__Data for analysis__
◆ ◆ ◆ ◆ ◆

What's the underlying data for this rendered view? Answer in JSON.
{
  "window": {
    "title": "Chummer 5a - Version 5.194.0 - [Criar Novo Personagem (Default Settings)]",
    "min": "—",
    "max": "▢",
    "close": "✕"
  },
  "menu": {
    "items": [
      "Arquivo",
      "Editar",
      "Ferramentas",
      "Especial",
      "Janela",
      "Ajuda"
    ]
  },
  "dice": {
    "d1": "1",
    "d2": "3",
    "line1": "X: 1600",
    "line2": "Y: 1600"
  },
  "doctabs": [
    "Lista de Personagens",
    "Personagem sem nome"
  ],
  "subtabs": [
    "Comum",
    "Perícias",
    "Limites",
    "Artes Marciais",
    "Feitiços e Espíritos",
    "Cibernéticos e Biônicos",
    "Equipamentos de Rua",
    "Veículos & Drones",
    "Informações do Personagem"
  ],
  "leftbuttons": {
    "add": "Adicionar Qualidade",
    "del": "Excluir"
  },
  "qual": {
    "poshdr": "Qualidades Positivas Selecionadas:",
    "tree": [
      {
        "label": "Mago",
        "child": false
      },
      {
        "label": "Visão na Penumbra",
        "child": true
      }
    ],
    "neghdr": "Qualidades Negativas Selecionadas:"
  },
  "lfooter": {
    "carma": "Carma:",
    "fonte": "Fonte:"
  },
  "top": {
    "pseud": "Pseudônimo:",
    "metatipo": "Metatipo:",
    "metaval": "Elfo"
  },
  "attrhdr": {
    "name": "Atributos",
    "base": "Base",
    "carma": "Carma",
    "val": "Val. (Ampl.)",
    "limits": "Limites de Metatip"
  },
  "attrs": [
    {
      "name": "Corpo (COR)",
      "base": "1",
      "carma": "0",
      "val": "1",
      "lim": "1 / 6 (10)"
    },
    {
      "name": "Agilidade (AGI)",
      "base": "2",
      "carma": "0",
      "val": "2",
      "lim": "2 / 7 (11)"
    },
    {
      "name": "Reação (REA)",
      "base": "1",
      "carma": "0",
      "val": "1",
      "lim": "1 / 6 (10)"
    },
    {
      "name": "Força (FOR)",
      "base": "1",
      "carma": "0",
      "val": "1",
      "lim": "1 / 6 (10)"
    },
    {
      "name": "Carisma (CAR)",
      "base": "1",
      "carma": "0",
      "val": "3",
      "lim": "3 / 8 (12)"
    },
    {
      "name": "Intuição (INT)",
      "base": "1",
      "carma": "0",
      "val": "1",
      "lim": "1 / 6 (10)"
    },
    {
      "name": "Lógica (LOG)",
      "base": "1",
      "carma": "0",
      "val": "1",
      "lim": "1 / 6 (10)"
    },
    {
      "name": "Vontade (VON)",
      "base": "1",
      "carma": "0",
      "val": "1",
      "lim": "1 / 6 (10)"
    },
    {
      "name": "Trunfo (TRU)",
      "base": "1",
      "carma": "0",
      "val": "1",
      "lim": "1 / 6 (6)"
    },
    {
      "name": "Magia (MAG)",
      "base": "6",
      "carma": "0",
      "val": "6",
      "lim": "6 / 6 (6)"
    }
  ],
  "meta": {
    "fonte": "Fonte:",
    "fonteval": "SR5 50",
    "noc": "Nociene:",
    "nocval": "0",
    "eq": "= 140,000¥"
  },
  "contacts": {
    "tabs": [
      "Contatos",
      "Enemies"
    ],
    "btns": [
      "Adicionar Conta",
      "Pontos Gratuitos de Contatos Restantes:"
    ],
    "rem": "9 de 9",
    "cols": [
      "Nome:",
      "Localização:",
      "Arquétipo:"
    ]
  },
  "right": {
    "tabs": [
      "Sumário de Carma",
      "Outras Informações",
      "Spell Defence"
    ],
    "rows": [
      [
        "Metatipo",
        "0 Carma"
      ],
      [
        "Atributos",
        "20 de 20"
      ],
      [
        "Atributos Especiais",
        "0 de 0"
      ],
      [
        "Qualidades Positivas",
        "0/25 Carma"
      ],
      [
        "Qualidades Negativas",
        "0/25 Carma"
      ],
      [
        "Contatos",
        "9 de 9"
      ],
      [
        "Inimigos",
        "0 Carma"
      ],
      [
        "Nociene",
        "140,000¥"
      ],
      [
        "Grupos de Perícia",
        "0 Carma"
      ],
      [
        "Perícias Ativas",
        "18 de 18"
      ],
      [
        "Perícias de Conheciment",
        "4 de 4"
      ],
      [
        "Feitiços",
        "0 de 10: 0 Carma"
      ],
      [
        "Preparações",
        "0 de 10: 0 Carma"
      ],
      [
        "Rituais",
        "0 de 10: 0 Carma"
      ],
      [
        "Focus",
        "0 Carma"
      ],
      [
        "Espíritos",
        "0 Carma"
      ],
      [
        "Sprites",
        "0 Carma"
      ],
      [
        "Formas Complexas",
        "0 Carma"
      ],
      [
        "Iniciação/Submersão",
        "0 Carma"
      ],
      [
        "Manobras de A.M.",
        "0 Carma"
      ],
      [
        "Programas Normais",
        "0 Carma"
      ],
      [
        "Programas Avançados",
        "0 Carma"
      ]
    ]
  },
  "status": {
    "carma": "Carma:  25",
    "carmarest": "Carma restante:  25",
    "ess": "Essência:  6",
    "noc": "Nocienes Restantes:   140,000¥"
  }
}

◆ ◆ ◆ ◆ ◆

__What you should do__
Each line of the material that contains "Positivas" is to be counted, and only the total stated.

__Your response__
2